Tired of the government bailing out banks? Get ready for this: officials may soon ask banks to bail out the government.
Senior regulators say they are seriously considering a plan to have the nation’s healthy banks lend billions of dollars to rescue the insurance fund that protects bank depositors. That would enable the fund, which is rapidly running out of money because of a wave of bank failures, to continue to rescue the sickest banks.
The plan, strongly supported by bankers and their lobbyists, would be a major reversal of fortune.
It's hard to put this into words. First, which are these healthy banks? Most of them are healthy only because of their own bailout. Now, they are going to turn around and lend their own insurer money. Of course, how would you feel if you are the average consumer trying to get a loan? You can't get one but the FDIC can get one.
This is also another sign that our banking system is far from healthy. We have healthy banks. Yet, the FDIC has had to step in on so many banks that they are unhealthy. There's troubling news from FHA and the commercial mortgage crisis is just around the world. So, there's still plenty of trouble on the horizon.
Bond rates are inching up. The ten year U.S. Treasury is now trading at 3.49%. It bounced between 3.39-3.44 for about a week but then broke through that range yesterday. The yield spread between the two and ten year is also back to 2.50%. That's the highest in weeks.
Oil is back above $71 a barrel. It's currently trading at $71.50 a barrel after it fell below $70 a barrel at the close yesterday. The weak dollar likely has at least something to do with that. (oil is traded in dollars and so a weak dollar puts upward pressure on oil)
Markets around the world were nearly unanimously up. In the Far East, the were up almost across the board while in Europe, they were up across the board. The Hang Seng was up 1.06%, the Straits Time Index in Singapore was 1.42%, while the NIKKEI was still even. The broader Chinese index was down 2.34% and was one of two Far East indices that was down. In Europe, the FTSE in London was up .84%, the DAX in Germany was up .99% and the Spanish index was up 1.11%.
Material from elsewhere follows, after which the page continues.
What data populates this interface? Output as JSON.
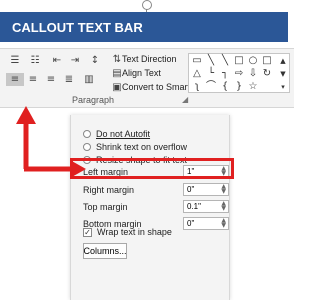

The Dollar is down .82% against the Euro, down .74% against the British Pound and down .92% against the Japanese Yen.